|A lovely and unexpected acknowledgement|
I've been to Readercon for several years now, but this year was the first time I've been on the program. It was an outstanding weekend and I am extremely grateful to the programming committee for giving me this opportunity. Over the course of the con, I participated in 3 panels, a reading, and a signing, including one where I was moderator.
I've done tons of public speaking before; in my capacity as a physical therapist, I've spoken in front of national conferences with an auditorium full of medical people without blinking an eye. While I have also done some other cons as well as bookstore readings and open mic nights, this felt different. I definitely had the pre-con jitters Friday morning as I got ready to drive to Burlington.
Predictably, my first panel was the one I needed to moderate. Nothing like diving into the deep end of the pool, right?

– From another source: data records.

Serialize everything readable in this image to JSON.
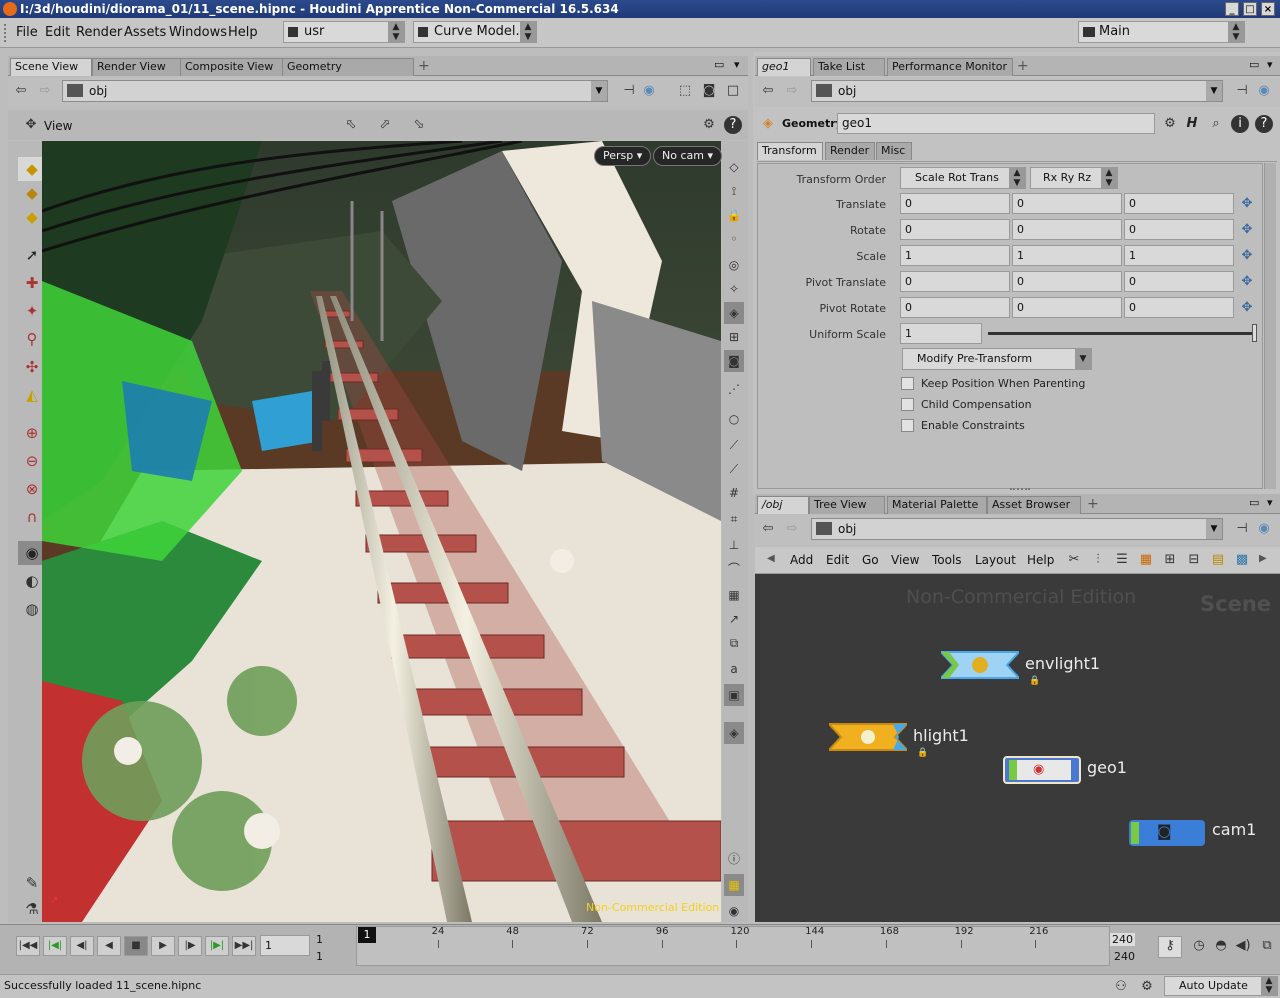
{
  "window": {
    "title": "I:/3d/houdini/diorama_01/11_scene.hipnc - Houdini Apprentice Non-Commercial 16.5.634"
  },
  "menubar": {
    "items": [
      "File",
      "Edit",
      "Render",
      "Assets",
      "Windows",
      "Help"
    ],
    "desktop_combo": "usr",
    "shelf_combo": "Curve Model...",
    "main_combo": "Main"
  },
  "left_panel": {
    "tabs": [
      "Scene View",
      "Render View",
      "Composite View",
      "Geometry Spreadsheet"
    ],
    "path": "obj",
    "view_label": "View",
    "persp_button": "Persp",
    "cam_button": "No cam",
    "watermark": "Non-Commercial Edition"
  },
  "parm_panel": {
    "tabs": [
      "geo1",
      "Take List",
      "Performance Monitor"
    ],
    "path": "obj",
    "node_type": "Geometry",
    "node_name": "geo1",
    "subtabs": [
      "Transform",
      "Render",
      "Misc"
    ],
    "transform_order_label": "Transform Order",
    "transform_order": "Scale Rot Trans",
    "rotate_order": "Rx Ry Rz",
    "rows": [
      {
        "label": "Translate",
        "values": [
          "0",
          "0",
          "0"
        ]
      },
      {
        "label": "Rotate",
        "values": [
          "0",
          "0",
          "0"
        ]
      },
      {
        "label": "Scale",
        "values": [
          "1",
          "1",
          "1"
        ]
      },
      {
        "label": "Pivot Translate",
        "values": [
          "0",
          "0",
          "0"
        ]
      },
      {
        "label": "Pivot Rotate",
        "values": [
          "0",
          "0",
          "0"
        ]
      }
    ],
    "uniform_scale_label": "Uniform Scale",
    "uniform_scale": "1",
    "pretransform_menu": "Modify Pre-Transform",
    "checkboxes": [
      "Keep Position When Parenting",
      "Child Compensation",
      "Enable Constraints"
    ]
  },
  "network_panel": {
    "tabs": [
      "/obj",
      "Tree View",
      "Material Palette",
      "Asset Browser"
    ],
    "path": "obj",
    "menu": [
      "Add",
      "Edit",
      "Go",
      "View",
      "Tools",
      "Layout",
      "Help"
    ],
    "watermark": "Non-Commercial Edition",
    "context_label": "Scene",
    "nodes": [
      "envlight1",
      "hlight1",
      "geo1",
      "cam1"
    ],
    "colors": {
      "envlight": "#4aa7e8",
      "hlight": "#f0b020",
      "geo": "#4a78d0",
      "cam": "#3a7ed8",
      "active_green": "#7ac943"
    }
  },
  "timeline": {
    "current_frame": "1",
    "start_frame": "1",
    "start_frame2": "1",
    "end_frame": "240",
    "end_frame2": "240",
    "ticks": [
      "1",
      "24",
      "48",
      "72",
      "96",
      "120",
      "144",
      "168",
      "192",
      "216",
      "240"
    ],
    "auto_update": "Auto Update"
  },
  "status": {
    "message": "Successfully loaded 11_scene.hipnc"
  }
}
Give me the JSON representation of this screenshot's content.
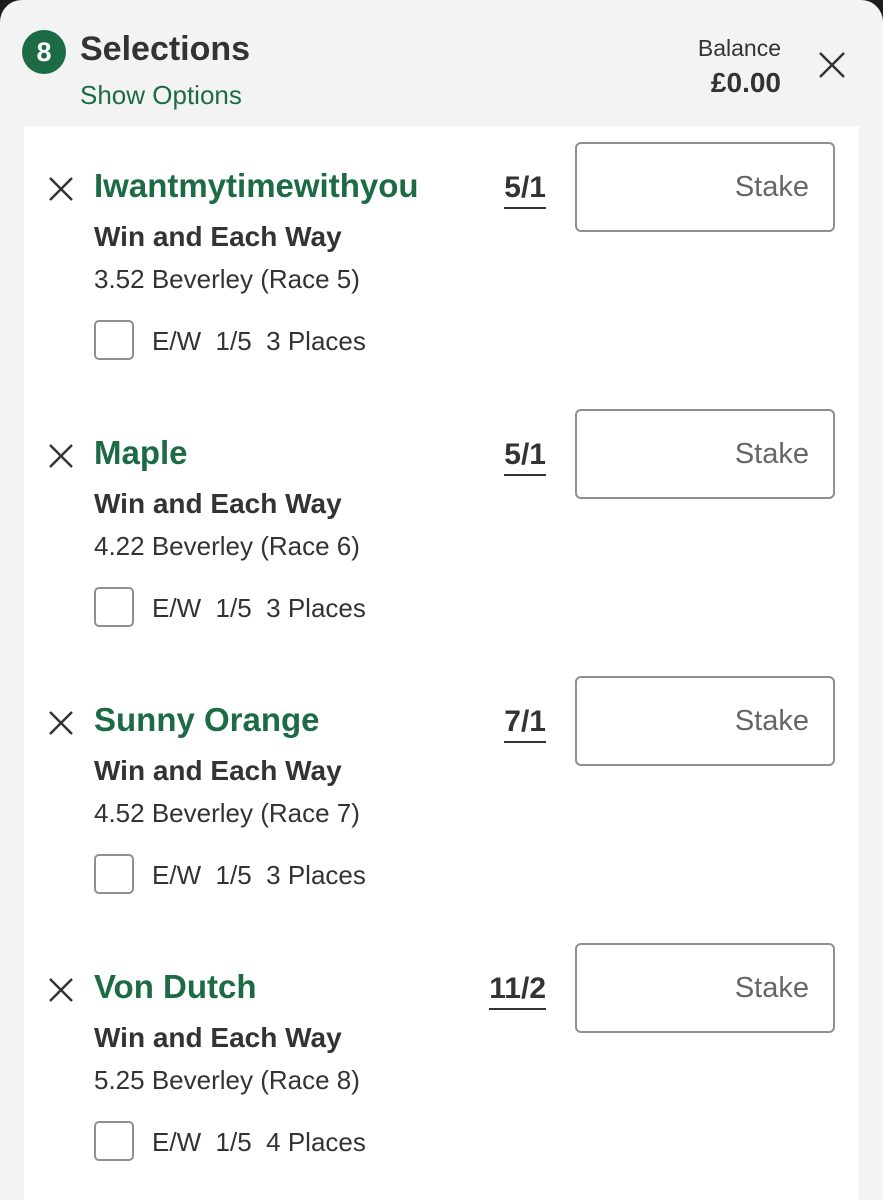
{
  "header": {
    "count": "8",
    "title": "Selections",
    "show_options": "Show Options",
    "balance_label": "Balance",
    "balance_value": "£0.00"
  },
  "selections": [
    {
      "name": "Iwantmytimewithyou",
      "odds": "5/1",
      "stake_placeholder": "Stake",
      "market": "Win and Each Way",
      "event": "3.52 Beverley (Race 5)",
      "ew_terms": "E/W  1/5  3 Places"
    },
    {
      "name": "Maple",
      "odds": "5/1",
      "stake_placeholder": "Stake",
      "market": "Win and Each Way",
      "event": "4.22 Beverley (Race 6)",
      "ew_terms": "E/W  1/5  3 Places"
    },
    {
      "name": "Sunny Orange",
      "odds": "7/1",
      "stake_placeholder": "Stake",
      "market": "Win and Each Way",
      "event": "4.52 Beverley (Race 7)",
      "ew_terms": "E/W  1/5  3 Places"
    },
    {
      "name": "Von Dutch",
      "odds": "11/2",
      "stake_placeholder": "Stake",
      "market": "Win and Each Way",
      "event": "5.25 Beverley (Race 8)",
      "ew_terms": "E/W  1/5  4 Places"
    }
  ],
  "colors": {
    "brand_green": "#1d6b44",
    "text_dark": "#333333",
    "border_grey": "#8f8f8f"
  },
  "icons": {
    "close": "close-icon",
    "remove": "close-icon"
  }
}
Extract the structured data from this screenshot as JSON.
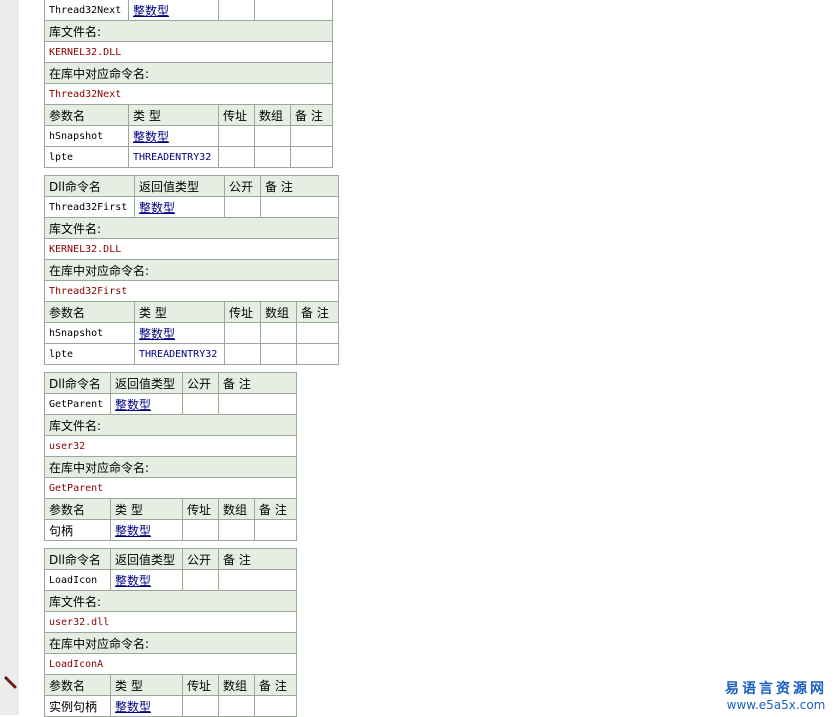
{
  "labels": {
    "dll_name": "Dll命令名",
    "return_type": "返回值类型",
    "public": "公开",
    "remark": "备 注",
    "lib_file": "库文件名:",
    "lib_cmd": "在库中对应命令名:",
    "param_name": "参数名",
    "type": "类 型",
    "by_ref": "传址",
    "array": "数组"
  },
  "blocks": [
    {
      "dll_name": "Thread32Next",
      "return_type": "整数型",
      "lib_file": "KERNEL32.DLL",
      "lib_cmd": "Thread32Next",
      "params": [
        {
          "name": "hSnapshot",
          "type": "整数型"
        },
        {
          "name": "lpte",
          "type": "THREADENTRY32"
        }
      ]
    },
    {
      "dll_name": "Thread32First",
      "return_type": "整数型",
      "lib_file": "KERNEL32.DLL",
      "lib_cmd": "Thread32First",
      "params": [
        {
          "name": "hSnapshot",
          "type": "整数型"
        },
        {
          "name": "lpte",
          "type": "THREADENTRY32"
        }
      ]
    },
    {
      "dll_name": "GetParent",
      "return_type": "整数型",
      "lib_file": "user32",
      "lib_cmd": "GetParent",
      "params": [
        {
          "name": "句柄",
          "type": "整数型"
        }
      ]
    },
    {
      "dll_name": "LoadIcon",
      "return_type": "整数型",
      "lib_file": "user32.dll",
      "lib_cmd": "LoadIconA",
      "params": [
        {
          "name": "实例句柄",
          "type": "整数型"
        }
      ]
    }
  ],
  "watermark": {
    "title": "易语言资源网",
    "url": "www.e5a5x.com"
  },
  "icons": {
    "edit": "pencil-icon"
  }
}
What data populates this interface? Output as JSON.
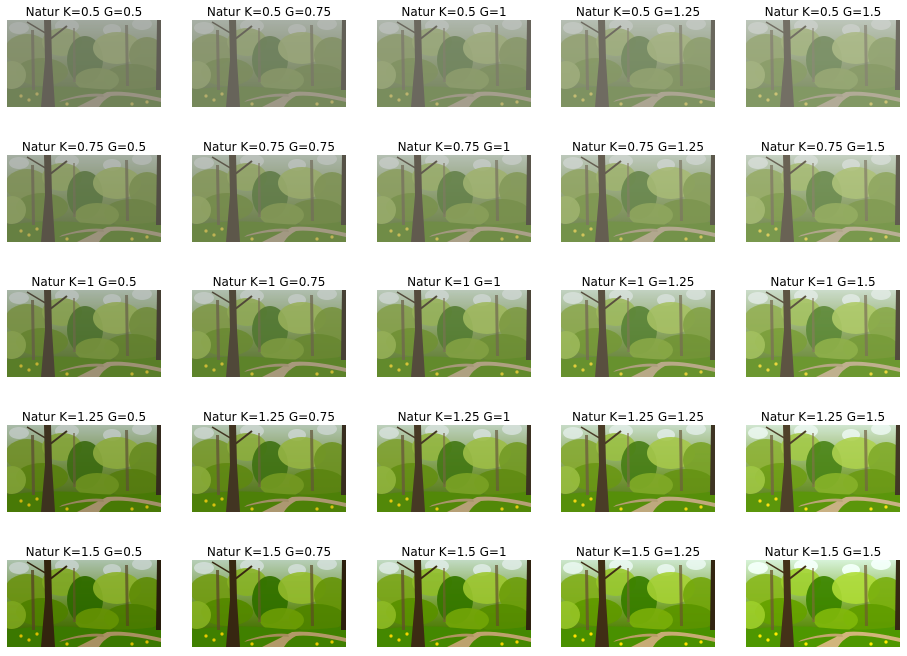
{
  "figure": {
    "panels": [
      {
        "title": "Natur K=0.5 G=0.5",
        "k": 0.5,
        "g": 0.5
      },
      {
        "title": "Natur K=0.5 G=0.75",
        "k": 0.5,
        "g": 0.75
      },
      {
        "title": "Natur K=0.5 G=1",
        "k": 0.5,
        "g": 1
      },
      {
        "title": "Natur K=0.5 G=1.25",
        "k": 0.5,
        "g": 1.25
      },
      {
        "title": "Natur K=0.5 G=1.5",
        "k": 0.5,
        "g": 1.5
      },
      {
        "title": "Natur K=0.75 G=0.5",
        "k": 0.75,
        "g": 0.5
      },
      {
        "title": "Natur K=0.75 G=0.75",
        "k": 0.75,
        "g": 0.75
      },
      {
        "title": "Natur K=0.75 G=1",
        "k": 0.75,
        "g": 1
      },
      {
        "title": "Natur K=0.75 G=1.25",
        "k": 0.75,
        "g": 1.25
      },
      {
        "title": "Natur K=0.75 G=1.5",
        "k": 0.75,
        "g": 1.5
      },
      {
        "title": "Natur K=1 G=0.5",
        "k": 1,
        "g": 0.5
      },
      {
        "title": "Natur K=1 G=0.75",
        "k": 1,
        "g": 0.75
      },
      {
        "title": "Natur K=1 G=1",
        "k": 1,
        "g": 1
      },
      {
        "title": "Natur K=1 G=1.25",
        "k": 1,
        "g": 1.25
      },
      {
        "title": "Natur K=1 G=1.5",
        "k": 1,
        "g": 1.5
      },
      {
        "title": "Natur K=1.25 G=0.5",
        "k": 1.25,
        "g": 0.5
      },
      {
        "title": "Natur K=1.25 G=0.75",
        "k": 1.25,
        "g": 0.75
      },
      {
        "title": "Natur K=1.25 G=1",
        "k": 1.25,
        "g": 1
      },
      {
        "title": "Natur K=1.25 G=1.25",
        "k": 1.25,
        "g": 1.25
      },
      {
        "title": "Natur K=1.25 G=1.5",
        "k": 1.25,
        "g": 1.5
      },
      {
        "title": "Natur K=1.5 G=0.5",
        "k": 1.5,
        "g": 0.5
      },
      {
        "title": "Natur K=1.5 G=0.75",
        "k": 1.5,
        "g": 0.75
      },
      {
        "title": "Natur K=1.5 G=1",
        "k": 1.5,
        "g": 1
      },
      {
        "title": "Natur K=1.5 G=1.25",
        "k": 1.5,
        "g": 1.25
      },
      {
        "title": "Natur K=1.5 G=1.5",
        "k": 1.5,
        "g": 1.5
      }
    ]
  }
}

The Chair Became the Suit: Expressions of Disability in Speculative Fiction. Gwendolyn Clare, Lisa Janice (LJ) Cohen (leader), Shira Lipkin. Disabled characters have gradually become more common in SF/F, including entities as different as Batgirl/Oracle, Nahadoth, Toothless, and Hodor. In genres that offer the possibility of writing out or eliding disability using technology or magic, what do we see when authors choose to feature it prominently instead? How do authors and characters handle questions of access—to physical spaces, to assistive devices, to therapeutic treatment, or to participation in the community?
Suggested by Sarah Pinsker.
My panelists, Gwendolyn Clare and Shira Lipkin couldn't have been more gracious and helpful. We pulled in Sarah Pinsker and our unofficial/stealth third panelist because she had suggested the panel and had helped us brainstorm for it. The conversation was wide ranging and thoughtful, as were the audience questions. It's an important subject and one I'm thrilled got presented at Readercon. We could have talked for at least another hour and I hope this is something we can revisit in future years.
A little later Friday, I reprised the eBook formatting panel I had done for Boskone and had a ton of folks come find me afterwards to thank me for demystifying the process.
On Saturday, I gave a 30 minute reading of about 2 chapters from DERELICT, my SF novel currently on submission. Apparently, I did not stumble or mumble excessively. :)
On the advice of my writing mentor and friend, Jeff Carver, I put out a bowl of dark chocolate as 'con-bait' for my signing Sunday morning. At 9 am. I was certain I would sit stiffly for a very lonely hour. Fortunately, I was paired with the interesting Ben Loory (we did a book trade and I'm looking forward to reading his short story collection, "Stories for Nighttime and Some for the Day") and (huzzah!) folks did wander over for interesting chats and to buy my YA Fantasy title. :) I blame the chocolate.
I participated in one final panel on Sunday--writing for the YA and MG audience.
Writing for Younger Readers. Lisa Janice (LJ) Cohen, Jordan Hamessley, Alaya Dawn Johnson, E.C. Myers (leader), Phoebe North, Shveta Thakrar. How do middle grade (MG) and young adult (YA) authors and editors write for children and teen readers? How do they make science fiction more accessible for kids, build complex fantasy worlds, anddevelop authentic characters with diverse backgrounds? This panel is ideal for anyone writing MG or YA or interested in finding books with plots as rich and complex as any novel targeted to adult readers.
Eugene Myers did a fabulous job of moderating, posing interesting questions to us and keeping the conversation flowing. It was an odd moment, as I looked at my fellow panelists, when I realized I was old enough to be any of their mothers! It gave me an interesting perspective on how YA/MG has changed in a generation.
So that's the 'official' Readercon stuff. The unofficial part of the con was in connecting with old friends and new, and in the book launch of an anthology of short stories, written by graduates of the Ultimate Science Fiction Writing workshop.
One of the most proud moments of this past year was when I handed each of the contributors, my co-editor, and our writing mentors, Jeff Carver and Craig Shaw Gardner, their copies. Seeing the excitement and pride in their eyes made the last weeks of insanity completely worth it.
Thank you to Prime Books and Paula Guran and Sean Wallace for agreeing to place Pen-Ultimate on their table in the dealer's room and then to donate the full purchase price to the cause. (All proceeds are being donated to the SFWA Medical Emergency Fund)
And that bring me to the screen shot at the top of this page. The talented and gracious Chuck Wendig wrote a blog post about the anthology that he tweeted about. That tweet was then re-tweeted by THE Margaret Atwood. :swoon: I found this out Friday--just before my first panel.
If you want to see the famous cover she admired, or want to have 11 great stories to read while supporting a great cause, purchase links and info are here.